Top of RECORD SET

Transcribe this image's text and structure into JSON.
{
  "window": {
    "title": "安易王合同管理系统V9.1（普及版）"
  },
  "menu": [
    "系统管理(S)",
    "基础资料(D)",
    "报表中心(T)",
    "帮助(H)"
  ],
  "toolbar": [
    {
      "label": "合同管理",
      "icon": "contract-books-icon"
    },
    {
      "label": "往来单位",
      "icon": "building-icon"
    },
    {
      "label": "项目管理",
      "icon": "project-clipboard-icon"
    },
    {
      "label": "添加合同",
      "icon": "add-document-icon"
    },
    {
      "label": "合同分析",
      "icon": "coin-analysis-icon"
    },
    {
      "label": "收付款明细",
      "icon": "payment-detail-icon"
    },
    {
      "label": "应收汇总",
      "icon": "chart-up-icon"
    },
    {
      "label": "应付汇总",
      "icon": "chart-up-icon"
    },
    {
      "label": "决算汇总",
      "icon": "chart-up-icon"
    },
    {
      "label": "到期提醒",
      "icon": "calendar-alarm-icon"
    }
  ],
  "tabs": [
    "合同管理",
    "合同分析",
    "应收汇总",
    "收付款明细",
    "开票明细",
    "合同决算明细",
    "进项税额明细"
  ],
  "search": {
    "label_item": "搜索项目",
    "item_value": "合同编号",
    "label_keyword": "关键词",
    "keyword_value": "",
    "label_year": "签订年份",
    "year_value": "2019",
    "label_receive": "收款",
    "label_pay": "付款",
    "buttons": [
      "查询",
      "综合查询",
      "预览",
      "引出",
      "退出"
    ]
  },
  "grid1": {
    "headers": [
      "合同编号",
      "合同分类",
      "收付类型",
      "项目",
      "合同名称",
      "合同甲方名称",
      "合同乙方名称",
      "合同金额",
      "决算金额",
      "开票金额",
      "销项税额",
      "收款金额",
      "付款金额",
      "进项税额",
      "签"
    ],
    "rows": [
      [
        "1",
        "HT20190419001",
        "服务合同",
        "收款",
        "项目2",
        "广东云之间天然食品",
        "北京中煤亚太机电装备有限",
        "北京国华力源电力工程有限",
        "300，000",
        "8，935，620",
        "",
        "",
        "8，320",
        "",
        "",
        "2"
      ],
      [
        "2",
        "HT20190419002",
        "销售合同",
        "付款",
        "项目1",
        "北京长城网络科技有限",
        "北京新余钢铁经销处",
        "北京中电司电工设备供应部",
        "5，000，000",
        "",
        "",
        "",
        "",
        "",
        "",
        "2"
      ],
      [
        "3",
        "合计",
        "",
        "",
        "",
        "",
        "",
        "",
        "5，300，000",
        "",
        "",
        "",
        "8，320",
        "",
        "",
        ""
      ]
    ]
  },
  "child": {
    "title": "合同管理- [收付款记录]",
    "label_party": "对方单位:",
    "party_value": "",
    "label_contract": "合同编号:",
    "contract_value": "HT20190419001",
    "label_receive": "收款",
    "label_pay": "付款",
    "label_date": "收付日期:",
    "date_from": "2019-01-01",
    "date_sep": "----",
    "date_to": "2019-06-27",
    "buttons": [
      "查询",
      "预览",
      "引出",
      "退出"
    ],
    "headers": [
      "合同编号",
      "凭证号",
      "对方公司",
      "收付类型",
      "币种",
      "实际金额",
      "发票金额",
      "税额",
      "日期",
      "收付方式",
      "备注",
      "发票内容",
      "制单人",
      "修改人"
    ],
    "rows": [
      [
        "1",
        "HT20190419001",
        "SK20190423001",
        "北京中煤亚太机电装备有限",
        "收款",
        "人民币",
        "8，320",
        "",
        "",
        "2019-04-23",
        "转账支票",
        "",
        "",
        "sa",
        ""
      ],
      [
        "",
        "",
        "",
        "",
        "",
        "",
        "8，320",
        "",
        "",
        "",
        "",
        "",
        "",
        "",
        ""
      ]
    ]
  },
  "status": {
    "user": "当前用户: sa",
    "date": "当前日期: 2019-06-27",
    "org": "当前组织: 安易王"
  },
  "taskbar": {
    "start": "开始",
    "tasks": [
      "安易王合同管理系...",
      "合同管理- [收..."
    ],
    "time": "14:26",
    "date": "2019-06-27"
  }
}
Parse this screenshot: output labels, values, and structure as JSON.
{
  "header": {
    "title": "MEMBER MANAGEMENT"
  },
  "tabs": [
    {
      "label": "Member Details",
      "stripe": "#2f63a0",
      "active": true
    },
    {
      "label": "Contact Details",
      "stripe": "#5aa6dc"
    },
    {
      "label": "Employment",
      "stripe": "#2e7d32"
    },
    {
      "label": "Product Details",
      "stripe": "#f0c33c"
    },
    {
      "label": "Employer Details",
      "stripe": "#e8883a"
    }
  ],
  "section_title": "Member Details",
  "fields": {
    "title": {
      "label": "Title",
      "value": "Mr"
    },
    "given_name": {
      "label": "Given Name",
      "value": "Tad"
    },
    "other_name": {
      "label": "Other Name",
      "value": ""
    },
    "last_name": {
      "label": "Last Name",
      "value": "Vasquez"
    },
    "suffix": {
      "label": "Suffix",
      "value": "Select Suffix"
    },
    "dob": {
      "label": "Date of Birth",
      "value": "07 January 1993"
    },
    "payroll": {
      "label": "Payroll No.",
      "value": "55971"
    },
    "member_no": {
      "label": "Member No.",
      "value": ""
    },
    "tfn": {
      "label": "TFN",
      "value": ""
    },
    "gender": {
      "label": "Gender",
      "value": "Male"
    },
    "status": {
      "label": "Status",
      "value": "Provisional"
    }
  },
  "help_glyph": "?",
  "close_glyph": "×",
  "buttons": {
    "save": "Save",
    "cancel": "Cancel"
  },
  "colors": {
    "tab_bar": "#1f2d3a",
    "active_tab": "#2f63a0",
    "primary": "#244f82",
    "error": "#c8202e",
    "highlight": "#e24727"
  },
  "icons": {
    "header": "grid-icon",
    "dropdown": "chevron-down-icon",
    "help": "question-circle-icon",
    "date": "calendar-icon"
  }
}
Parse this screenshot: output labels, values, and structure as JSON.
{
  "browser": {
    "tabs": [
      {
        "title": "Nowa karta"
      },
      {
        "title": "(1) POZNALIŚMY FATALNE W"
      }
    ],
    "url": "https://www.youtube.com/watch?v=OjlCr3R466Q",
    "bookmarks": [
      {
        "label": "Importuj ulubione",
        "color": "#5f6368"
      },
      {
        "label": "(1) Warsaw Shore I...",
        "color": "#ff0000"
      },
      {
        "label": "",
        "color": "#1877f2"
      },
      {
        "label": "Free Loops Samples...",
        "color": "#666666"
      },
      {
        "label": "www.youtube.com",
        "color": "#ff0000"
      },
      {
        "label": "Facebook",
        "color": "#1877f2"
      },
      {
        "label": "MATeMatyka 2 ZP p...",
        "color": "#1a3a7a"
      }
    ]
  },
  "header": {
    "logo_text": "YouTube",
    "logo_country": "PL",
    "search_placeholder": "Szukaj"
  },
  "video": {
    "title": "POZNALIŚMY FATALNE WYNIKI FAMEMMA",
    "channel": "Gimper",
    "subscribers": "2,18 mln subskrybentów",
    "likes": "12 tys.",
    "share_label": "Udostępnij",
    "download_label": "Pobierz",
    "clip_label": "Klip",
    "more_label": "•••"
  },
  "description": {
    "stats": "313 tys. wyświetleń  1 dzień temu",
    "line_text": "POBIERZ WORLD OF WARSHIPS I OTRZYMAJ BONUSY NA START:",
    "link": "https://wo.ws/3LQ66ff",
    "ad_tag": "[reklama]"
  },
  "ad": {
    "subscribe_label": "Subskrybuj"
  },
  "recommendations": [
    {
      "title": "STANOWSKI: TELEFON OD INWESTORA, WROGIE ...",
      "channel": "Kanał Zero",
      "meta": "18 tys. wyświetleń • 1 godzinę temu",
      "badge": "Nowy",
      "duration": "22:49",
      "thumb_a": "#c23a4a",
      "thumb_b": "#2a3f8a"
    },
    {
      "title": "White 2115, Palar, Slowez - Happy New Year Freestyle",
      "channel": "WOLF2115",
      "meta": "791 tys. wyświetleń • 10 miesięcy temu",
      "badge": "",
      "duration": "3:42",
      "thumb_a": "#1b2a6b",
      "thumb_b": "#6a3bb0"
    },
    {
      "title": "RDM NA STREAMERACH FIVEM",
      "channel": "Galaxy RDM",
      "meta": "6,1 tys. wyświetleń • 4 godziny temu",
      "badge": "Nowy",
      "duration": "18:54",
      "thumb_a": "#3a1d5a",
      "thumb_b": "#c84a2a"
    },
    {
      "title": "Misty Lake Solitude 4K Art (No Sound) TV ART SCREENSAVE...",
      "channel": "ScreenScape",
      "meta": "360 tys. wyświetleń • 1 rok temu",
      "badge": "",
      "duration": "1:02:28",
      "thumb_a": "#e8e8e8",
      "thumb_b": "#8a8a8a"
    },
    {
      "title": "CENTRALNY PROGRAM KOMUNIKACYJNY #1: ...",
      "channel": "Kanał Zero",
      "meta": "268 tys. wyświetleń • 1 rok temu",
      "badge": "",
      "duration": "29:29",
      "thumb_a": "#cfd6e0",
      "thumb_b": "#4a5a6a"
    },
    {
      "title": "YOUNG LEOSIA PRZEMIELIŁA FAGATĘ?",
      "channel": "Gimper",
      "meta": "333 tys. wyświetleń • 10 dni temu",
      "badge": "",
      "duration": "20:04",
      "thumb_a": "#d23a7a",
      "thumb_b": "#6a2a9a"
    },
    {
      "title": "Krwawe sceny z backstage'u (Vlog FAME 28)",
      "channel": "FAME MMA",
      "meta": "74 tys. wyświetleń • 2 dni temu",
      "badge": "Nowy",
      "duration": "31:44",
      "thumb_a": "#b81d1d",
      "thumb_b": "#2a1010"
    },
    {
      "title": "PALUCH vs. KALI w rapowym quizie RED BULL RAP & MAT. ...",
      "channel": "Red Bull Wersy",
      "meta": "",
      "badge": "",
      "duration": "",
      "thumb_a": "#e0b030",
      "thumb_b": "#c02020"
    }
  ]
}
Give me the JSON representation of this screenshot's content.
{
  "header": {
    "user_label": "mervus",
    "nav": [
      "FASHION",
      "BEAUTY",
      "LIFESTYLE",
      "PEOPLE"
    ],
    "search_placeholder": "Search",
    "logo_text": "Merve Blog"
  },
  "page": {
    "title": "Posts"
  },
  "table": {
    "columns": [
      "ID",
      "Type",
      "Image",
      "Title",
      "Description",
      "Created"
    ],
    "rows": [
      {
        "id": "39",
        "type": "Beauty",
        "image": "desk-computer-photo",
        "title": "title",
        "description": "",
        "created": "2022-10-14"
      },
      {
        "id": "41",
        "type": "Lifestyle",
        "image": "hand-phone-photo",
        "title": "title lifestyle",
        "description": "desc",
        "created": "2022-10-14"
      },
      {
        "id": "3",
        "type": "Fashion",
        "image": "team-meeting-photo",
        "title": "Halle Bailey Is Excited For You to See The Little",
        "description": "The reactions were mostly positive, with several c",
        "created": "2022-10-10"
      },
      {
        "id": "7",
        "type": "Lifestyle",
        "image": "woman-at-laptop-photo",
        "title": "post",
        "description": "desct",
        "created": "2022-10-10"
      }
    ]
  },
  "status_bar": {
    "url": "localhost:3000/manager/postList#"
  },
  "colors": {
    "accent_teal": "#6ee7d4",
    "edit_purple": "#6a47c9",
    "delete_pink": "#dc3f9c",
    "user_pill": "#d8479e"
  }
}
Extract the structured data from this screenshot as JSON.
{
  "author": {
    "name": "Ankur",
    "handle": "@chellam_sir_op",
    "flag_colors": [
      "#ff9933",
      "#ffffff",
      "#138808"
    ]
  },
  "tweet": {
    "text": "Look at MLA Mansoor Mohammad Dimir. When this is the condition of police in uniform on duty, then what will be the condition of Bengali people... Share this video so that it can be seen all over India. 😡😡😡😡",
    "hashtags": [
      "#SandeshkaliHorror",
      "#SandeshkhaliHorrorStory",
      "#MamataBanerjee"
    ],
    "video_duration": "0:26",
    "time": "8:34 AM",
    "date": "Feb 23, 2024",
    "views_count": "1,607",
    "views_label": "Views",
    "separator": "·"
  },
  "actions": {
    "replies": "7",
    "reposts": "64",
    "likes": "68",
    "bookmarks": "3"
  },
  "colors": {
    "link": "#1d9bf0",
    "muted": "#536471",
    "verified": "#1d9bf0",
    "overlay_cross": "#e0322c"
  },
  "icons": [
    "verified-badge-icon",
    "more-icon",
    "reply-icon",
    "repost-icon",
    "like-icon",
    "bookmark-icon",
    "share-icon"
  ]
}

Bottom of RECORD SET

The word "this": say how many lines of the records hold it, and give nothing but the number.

▸ ANSWER BOX: 6